In a perfect world, all entry rifles are short and powerful. Within reason, the shorter the better. Kitted up in 50 pounds or more of gear, rifle plates and a gas mask, using long barrels can be just, well, inconvenient to wield in the urban sprawl that makes up most law enforcement environments. Get behind the wheel of a vehicle and it is even worse. There is nothing like wielding an 8-inch-barreled rifle in a car, house or close-quarters structure. An added benefit would be the ability to suppress these short rifles without making them too long. Add a suppressor to an 8-inch barrel and, worst case, you are back to M4 Carbine lengths.
The REC7 features a piston-operated system with an adjustable regulator switch located on the front face of the carbine’s gas block.
In the law enforcement arena, the ranges are almost always across the room, at most across the street, so long-range effectiveness is really not an issue. An 8-inch-barreled 5.56mm will do just about anything most SWAT teams will ever need, especially on entry detail. The need and value has never been the problem—it has all been in the application.
Almost without regard to caliber, truly short-barreled AR rifles have always been somewhat problematic. Before the advent of the piston-driven AR rifle, this was pretty well true, but even the piston-driven ones have their issues. A piston gun will run cleaner, but depending on the suppressor, the bolt speed is increased so much that they can become completely unreliable. You can try to run your short gun without a “can” (suppressor), but they are ear-splittingly loud. They can take you right out of the fight. Suffice it to say, producing guns this size that work can be a headache.

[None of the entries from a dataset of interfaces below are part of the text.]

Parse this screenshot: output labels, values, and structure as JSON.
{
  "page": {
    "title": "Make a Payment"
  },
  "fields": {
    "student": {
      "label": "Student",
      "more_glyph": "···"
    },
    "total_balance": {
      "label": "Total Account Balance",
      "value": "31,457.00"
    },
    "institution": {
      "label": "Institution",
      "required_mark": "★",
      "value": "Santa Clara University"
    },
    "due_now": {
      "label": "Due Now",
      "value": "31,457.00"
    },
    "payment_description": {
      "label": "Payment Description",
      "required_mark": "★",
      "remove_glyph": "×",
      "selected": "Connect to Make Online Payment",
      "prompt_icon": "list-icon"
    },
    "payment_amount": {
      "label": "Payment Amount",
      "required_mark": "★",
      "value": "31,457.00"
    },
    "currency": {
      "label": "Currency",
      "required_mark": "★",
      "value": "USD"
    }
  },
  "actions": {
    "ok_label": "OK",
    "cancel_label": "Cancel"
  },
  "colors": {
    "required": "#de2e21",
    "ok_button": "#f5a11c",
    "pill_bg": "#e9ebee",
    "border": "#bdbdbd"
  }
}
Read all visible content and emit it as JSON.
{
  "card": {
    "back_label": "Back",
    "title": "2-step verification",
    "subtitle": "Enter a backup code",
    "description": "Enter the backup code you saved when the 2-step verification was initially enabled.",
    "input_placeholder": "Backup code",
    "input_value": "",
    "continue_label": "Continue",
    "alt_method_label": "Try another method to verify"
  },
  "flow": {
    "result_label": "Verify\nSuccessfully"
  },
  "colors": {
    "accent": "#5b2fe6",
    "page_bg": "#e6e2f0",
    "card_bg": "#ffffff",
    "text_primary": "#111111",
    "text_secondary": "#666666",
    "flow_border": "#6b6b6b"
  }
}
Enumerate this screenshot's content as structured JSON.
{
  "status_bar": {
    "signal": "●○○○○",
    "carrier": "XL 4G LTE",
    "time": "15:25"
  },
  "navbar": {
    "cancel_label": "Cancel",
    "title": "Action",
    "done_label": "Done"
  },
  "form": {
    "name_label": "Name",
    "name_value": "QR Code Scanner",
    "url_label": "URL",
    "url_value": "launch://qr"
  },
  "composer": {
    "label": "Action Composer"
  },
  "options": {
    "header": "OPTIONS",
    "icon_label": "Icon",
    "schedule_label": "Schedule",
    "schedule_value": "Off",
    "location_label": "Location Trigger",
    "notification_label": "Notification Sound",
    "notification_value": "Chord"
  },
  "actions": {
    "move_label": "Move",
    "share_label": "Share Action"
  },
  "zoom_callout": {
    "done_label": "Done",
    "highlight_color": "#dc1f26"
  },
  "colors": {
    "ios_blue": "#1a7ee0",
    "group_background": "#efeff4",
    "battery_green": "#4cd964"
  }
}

The bolt carrier of the REC7 has an integrated strike plate for the rear of the carbine’s stainless steel gas piston to strike.